Here’s a question for you… do you know where your happy places are?
Now, before you answer that – as I am sure certain things jumped straight into your mind – think carefully. Really think. Don’t answer with what you are supposed to say. What everyone says. Just let yourself think.
Yesterday, as my post spelled out, I was not in a great place. I haven’t been for weeks.
If we rewind six months, I was contemplating my future. Unsure of what to do, I spent weeks…months not deciding anything, and feeling the pressure of the decision.
In the end I chose to go back to my career. I was swayed by the job I was offered and the money it would give me. I made a plan. How I would use the money wisely this time to build the future I want. How I would take the job offered to me to ease myself back in, rebuild confidence and learn. Find myself.
There and then, as 1st September loomed closer, I felt positive. Excited. Nervous, yes, but up for the challenge.
From day one, it has been awful.
Everything I had been told was a lie. Whilst I had been told the road was tough, I accepted the role on fabrications of ‘solid teams’, ‘high staff morale’ and ‘recent improvements’. I was swayed by ‘major investment’, ‘forward thinking management’ and ‘good behaviour’.
Nope. Nope. Nope. Nope. Nope and Hell No.
From day one, I saw the divided senior team of which I was supposed to be part. I wasn’t part of either side. I wasn’t invited to meetings. I was ignored.
The rooms hadn’t been renovated. Instead, nothing worked. No whiteboard, electrical or otherwise. No ability to print.
No key, no pass, no induction.
Timetables and rooms were wrong. Resources were given two days in advance of teaching and yet I was expected to be leading a department who had not been led for years.
Behaviour…. well. They ignore you. They bully, fight, swear. They’re obnoxious and intimidating. But it’s ok, ‘once they get to know you they’re good lads.’
What has been made apparent from my five weeks there, is actually, there is no team. There is no care. There is no leadership. People will tell you they feel sorry for your situation and then load you up with an unobtainable and excessive workload.
Within two weeks, I’d burst in to tears. I wanted to walk out. I was told about how ‘mental health’s an important part of the school’ and maybe I was ‘expecting too much of myself as a perfectionist’. I later found out that this leader had huffed and puffed when she’d found out I was upset and had to speak to me. More lies.
The new academy is hopefully taking over soon (I was told they already had.) But, one teary outburst and lots of happiness since, I know that my card is already marked no matter what they say.
The last few Sundays, working all day, I’ve been miserable. Snapping at my children. Fighting with Wildcard. Crying. Feeling sick.
Tuesday, I woke up ill. The flu-like symptoms that had threatened descended. I planned one day off then back in. At 6am, my whole body screamed differently.
And so it continued.
Whilst I was unwell, I realised that probably half of it was stress. I didn’t want to get out of bed. Work dominated my dreams and waking moments.

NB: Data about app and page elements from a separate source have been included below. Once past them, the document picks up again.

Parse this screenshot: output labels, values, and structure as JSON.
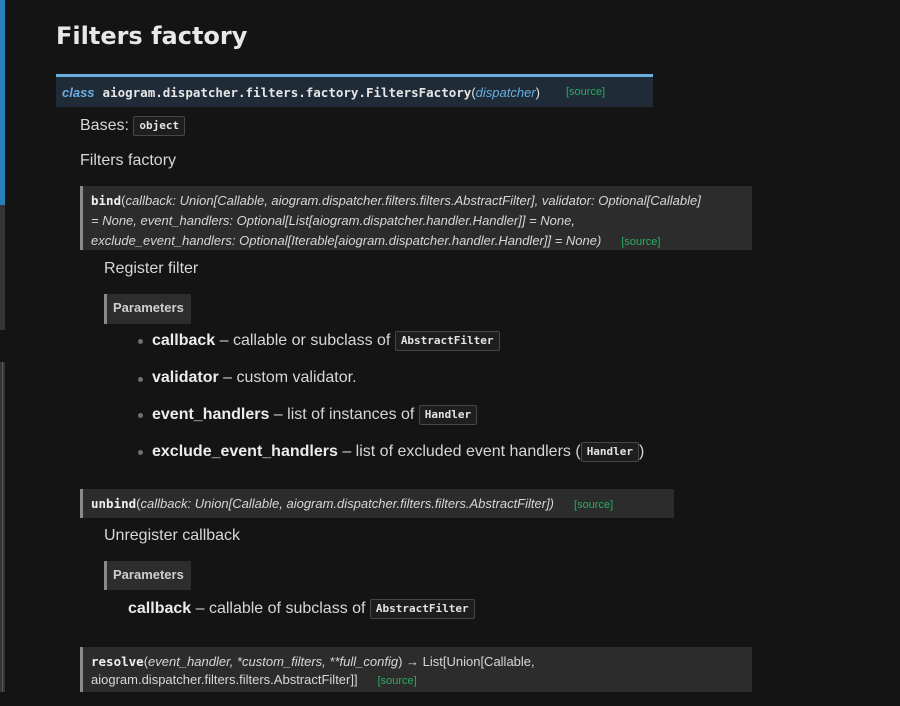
{
  "page_title": "Filters factory",
  "class_sig": {
    "keyword": "class",
    "name": "aiogram.dispatcher.filters.factory.FiltersFactory",
    "open": "(",
    "param": "dispatcher",
    "close": ")",
    "source": "[source]"
  },
  "bases": {
    "label": "Bases:",
    "value": "object"
  },
  "class_desc": "Filters factory",
  "bind": {
    "name": "bind",
    "line1": "callback: Union[Callable, aiogram.dispatcher.filters.filters.AbstractFilter], validator: Optional[Callable]",
    "line2": "= None, event_handlers: Optional[List[aiogram.dispatcher.handler.Handler]] = None,",
    "line3": "exclude_event_handlers: Optional[Iterable[aiogram.dispatcher.handler.Handler]] = None)",
    "source": "[source]",
    "description": "Register filter",
    "params_label": "Parameters",
    "params": [
      {
        "name": "callback",
        "desc": " – callable or subclass of ",
        "code": "AbstractFilter",
        "tail": ""
      },
      {
        "name": "validator",
        "desc": " – custom validator.",
        "code": "",
        "tail": ""
      },
      {
        "name": "event_handlers",
        "desc": " – list of instances of ",
        "code": "Handler",
        "tail": ""
      },
      {
        "name": "exclude_event_handlers",
        "desc": " – list of excluded event handlers (",
        "code": "Handler",
        "tail": ")"
      }
    ]
  },
  "unbind": {
    "name": "unbind",
    "args": "callback: Union[Callable, aiogram.dispatcher.filters.filters.AbstractFilter])",
    "source": "[source]",
    "description": "Unregister callback",
    "params_label": "Parameters",
    "param_name": "callback",
    "param_desc": " – callable of subclass of ",
    "param_code": "AbstractFilter"
  },
  "resolve": {
    "name": "resolve",
    "line1_args": "event_handler, *custom_filters, **full_config",
    "line1_ret": ") → List[Union[Callable,",
    "line2": "aiogram.dispatcher.filters.filters.AbstractFilter]]",
    "source": "[source]"
  }
}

After a few heartfilled conversations with friends, family and ex-colleagues, I made my decision and called the doctors. I have two weeks off and a resignation letter ready to send.
I’ve probably thrown away my career. Not sure I care anymore. I’ve cried more about letting family down and worrying about money. It has passed for now.
So, step one complete, I’ve forced myself out of bed.
Yesterday, I made myself pick the apples on my dad’s tree. I waded through 6ft nettles and weeds. I got stung and scratched. But I felt a sense of achievement.
I sat in my happy place – a place I have avoided- and I wrote in my dad’s journal for the first time in 3 years.
And, gazing at the basket of apples, journal on my knee: I felt at peace.